Maxim moved to England in 1881, possibly after he was exposed as having undergone a ‘form of marriage’ with a 15 year-old girl while still legally married to a wife who had borne him three children. In England he was joined by a third woman who served as his secretary, mistress and eventually wife.


An early model of the Maxim Gun

The invention which brought him wealth and fame – and eventually a knighthood – was the Maxim Gun, developed in a small factory in London’s Hatton Garden in the 1880s. (He claimed to have been advised by a fellow-American that the way to ‘make a pile of money’ was to ‘invent something that will enable these Europeans to cut each other’s throats with greater facility.') The Maxim was the first successful fully-automatic machine gun, capable of firing up to 600 rounds a minute. The principle was simple: the recoil energy from the firing of each bullet was harnessed to rapidly extract and eject the spent cartridge and insert a fresh one, the bullets being fed in side by side on a moving belt. From its first use in Africa in 1893-4 the deadly effectiveness of the new weapon was apparent. Soon, in Maxim’s own words, his ‘killing machine’ was in ‘universal use throughout the whole civilized world’, with Russia and Germany among the countries where it had been adopted.

In Britain Maxim guns were manufactured at a factory in Erith (on the site of the present Europa and Hamlet Trading Estates, with a Maxim Road nearby). The firm eventually merged into Vickers, and by the end of World War 1 as many as 14,000 people were employed in the Crayford area of Kent, making aeroplanes as well as guns.
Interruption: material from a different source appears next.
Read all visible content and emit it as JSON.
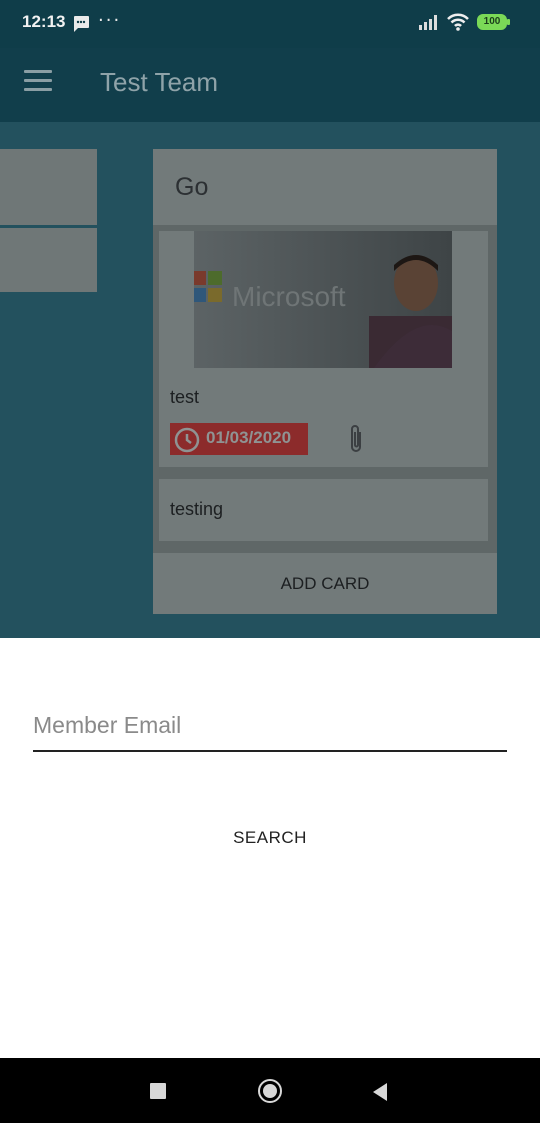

Hiram Maxim died at his home in Streatham in 1916, the year in which the Battle of the Somme claimed more than a million lives on all sides. Countless thousands were mown down by various versions of the Maxim gun.